Feeds

PARIS pops down to QinetiQ

Vital hypobaric chamber test proves... interesting

  • alert
  • submit to reddit

Choosing a cloud hosting partner with confidence

Well, that worked a treat. As the pressure dropped, the plunger slid smoothly out, according to our prediction. In fact, it turned out we needed only 15cc of air for the thing to work, and a pressure sensor test on the syringe revealed that a pressure of just 8mm of mercury (official QinetiQ standard for these matters) was required to move the plunger.

So, we set up the syringe again in our initial test configuration, with 15cc of air, and took it up at 1,000 feet per minute.

Once again, nothing, at which point we realised what was going on: after the first failed test, we'd increased the rate of climb on subsequent runs to speed up the process.

In fact, a rate of climb of at least 2,000 feet per minute was required for the contraption to work - in excess of the predicted balloon ascent rate.

A further pressure sensor hook-up demonstrated that the pressure inside the syringe at 1,000 feet per minute was just 2mm of mercury, which indicated a leak. It appears that if the rate of ascent was too low, the air had time to sneakily escape between the ground glass plunger and the syringe interior wall.

So there you have: a sound plan thwarted by unforeseen factors. All is not lost, though, since the QinetiQ chaps did quickly put together another possible pressure-based system, which looks promising. We'll report back on that as soon as we have some new kit ready for testing.

It just remains to say ta very much to QinetiQ for their hospitality and enthusiasm, and to note that'll we'll be posting a video of the test on our YouTube channel in due course. ®

Additional PARIS resources

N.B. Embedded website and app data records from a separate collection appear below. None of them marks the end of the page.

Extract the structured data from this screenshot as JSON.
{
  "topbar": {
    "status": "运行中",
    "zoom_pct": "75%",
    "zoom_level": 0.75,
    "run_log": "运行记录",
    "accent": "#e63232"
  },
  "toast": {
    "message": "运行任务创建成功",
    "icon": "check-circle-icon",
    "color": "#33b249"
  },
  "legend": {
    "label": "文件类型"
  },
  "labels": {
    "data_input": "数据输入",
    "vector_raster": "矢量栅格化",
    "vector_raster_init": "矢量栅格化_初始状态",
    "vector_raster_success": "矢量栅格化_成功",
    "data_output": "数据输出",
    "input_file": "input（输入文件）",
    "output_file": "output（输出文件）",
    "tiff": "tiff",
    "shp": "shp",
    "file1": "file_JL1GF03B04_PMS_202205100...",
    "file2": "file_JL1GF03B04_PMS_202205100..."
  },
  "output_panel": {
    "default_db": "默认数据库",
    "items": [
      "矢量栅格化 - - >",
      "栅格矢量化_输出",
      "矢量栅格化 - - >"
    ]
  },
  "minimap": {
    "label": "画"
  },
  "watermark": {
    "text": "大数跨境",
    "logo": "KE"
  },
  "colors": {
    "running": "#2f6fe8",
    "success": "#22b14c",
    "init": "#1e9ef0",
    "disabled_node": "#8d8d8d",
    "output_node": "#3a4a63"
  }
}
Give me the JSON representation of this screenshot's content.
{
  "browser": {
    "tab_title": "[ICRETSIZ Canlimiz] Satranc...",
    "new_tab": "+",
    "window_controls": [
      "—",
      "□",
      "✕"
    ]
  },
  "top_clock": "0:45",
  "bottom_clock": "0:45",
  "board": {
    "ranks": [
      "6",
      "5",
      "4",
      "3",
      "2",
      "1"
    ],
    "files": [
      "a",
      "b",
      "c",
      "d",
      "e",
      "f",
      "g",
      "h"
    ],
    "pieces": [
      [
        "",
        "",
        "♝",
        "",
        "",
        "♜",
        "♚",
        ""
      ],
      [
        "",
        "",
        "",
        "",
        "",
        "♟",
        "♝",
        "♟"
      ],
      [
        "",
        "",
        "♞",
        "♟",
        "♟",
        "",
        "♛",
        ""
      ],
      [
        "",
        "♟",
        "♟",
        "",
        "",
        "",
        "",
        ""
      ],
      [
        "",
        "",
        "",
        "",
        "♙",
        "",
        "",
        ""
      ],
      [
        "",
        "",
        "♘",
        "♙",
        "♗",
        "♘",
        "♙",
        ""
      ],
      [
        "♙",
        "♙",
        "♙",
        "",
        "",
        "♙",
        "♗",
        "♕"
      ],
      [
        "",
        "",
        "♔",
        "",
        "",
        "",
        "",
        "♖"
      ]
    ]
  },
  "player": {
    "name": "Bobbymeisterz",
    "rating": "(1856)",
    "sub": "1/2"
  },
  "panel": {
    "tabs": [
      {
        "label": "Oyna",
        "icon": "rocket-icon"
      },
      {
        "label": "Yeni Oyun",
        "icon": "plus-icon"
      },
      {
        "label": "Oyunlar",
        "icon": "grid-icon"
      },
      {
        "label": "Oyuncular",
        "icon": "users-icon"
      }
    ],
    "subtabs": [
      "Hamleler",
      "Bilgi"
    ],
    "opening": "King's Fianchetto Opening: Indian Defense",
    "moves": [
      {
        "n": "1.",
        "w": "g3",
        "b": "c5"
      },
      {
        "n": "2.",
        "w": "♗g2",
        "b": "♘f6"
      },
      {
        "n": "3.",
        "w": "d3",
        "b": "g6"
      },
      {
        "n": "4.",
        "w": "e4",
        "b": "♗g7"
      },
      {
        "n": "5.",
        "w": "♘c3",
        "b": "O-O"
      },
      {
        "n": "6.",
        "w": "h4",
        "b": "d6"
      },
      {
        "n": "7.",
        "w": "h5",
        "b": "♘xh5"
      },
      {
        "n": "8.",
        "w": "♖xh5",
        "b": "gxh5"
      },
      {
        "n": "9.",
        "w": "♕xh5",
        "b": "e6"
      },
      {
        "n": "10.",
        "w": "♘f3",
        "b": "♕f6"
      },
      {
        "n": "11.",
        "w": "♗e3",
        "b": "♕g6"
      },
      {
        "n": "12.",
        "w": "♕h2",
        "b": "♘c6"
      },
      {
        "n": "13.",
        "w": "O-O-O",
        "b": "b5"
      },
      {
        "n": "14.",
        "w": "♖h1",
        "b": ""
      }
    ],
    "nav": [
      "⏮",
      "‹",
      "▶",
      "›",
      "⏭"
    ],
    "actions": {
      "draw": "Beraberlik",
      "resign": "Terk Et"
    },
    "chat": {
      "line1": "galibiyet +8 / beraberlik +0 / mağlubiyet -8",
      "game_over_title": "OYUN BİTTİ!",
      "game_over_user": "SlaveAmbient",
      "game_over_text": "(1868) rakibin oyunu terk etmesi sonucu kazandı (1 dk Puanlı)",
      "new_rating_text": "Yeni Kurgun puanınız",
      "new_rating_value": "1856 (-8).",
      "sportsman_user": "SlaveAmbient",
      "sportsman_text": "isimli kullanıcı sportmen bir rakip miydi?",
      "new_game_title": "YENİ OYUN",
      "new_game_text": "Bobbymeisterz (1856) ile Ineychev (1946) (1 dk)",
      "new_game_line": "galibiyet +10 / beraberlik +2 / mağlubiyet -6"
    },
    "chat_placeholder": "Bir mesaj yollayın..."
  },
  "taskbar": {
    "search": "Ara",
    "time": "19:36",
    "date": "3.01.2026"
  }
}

  • Our dedicated PARIS section, with all previous updates, is right here.
  • New to PARIS? We have a basic mission summary here (pdf).
  • Check out our YouTube channel - currently featuring a few camera tests.

Secure remote control for conventional and virtual desktops

More from The Register

next story
GRAV WAVE DRAMA: 'Big Bang echo' may have been grit on the scanner – boffins
Exit Planet Dust on faster-than-light expansion of universe
Mine Bitcoins with PENCIL and PAPER
Forget Sudoku, crunch SHA-256 algos
SpaceX Dragon cargo truck flies 3D printer to ISS: Clawdown in 3, 2...
Craft berths at space station with supplies, experiments, toys
'This BITE MARK is a SMOKING GUN': Boffins probe ancient assault
Tooth embedded in thigh bone may tell who pulled the trigger
DOLPHINS SMELL MAGNETS – did we hear that right, boffins?
Xavier's School for Gifted Magnetotaceans
Big dinosaur wowed females with its ENORMOUS HOOTER
That's right, Doris, I've got biggest snout in the prehistoric world
Japanese volcano eruption reportedly leaves 31 people presumed dead
Hopes fade of finding survivors on Mount Ontake
That glass of water you just drank? It was OLDER than the SUN
One MEELLION years older. Some of it anyway
Canberra drone team dances a samba in Outback Challenge
CSIRO's 'missing bushwalker' found and watered
prev story

Whitepapers

Forging a new future with identity relationship management
Learn about ForgeRock's next generation IRM platform and how it is designed to empower CEOS's and enterprises to engage with consumers.
Storage capacity and performance optimization at Mizuno USA
Mizuno USA turn to Tegile storage technology to solve both their SAN and backup issues.
The next step in data security
With recent increased privacy concerns and computers becoming more powerful, the chance of hackers being able to crack smaller-sized RSA keys increases.
Security for virtualized datacentres
Legacy security solutions are inefficient due to the architectural differences between physical and virtual environments.
A strategic approach to identity relationship management
ForgeRock commissioned Forrester to evaluate companies’ IAM practices and requirements when it comes to customer-facing scenarios versus employee-facing ones.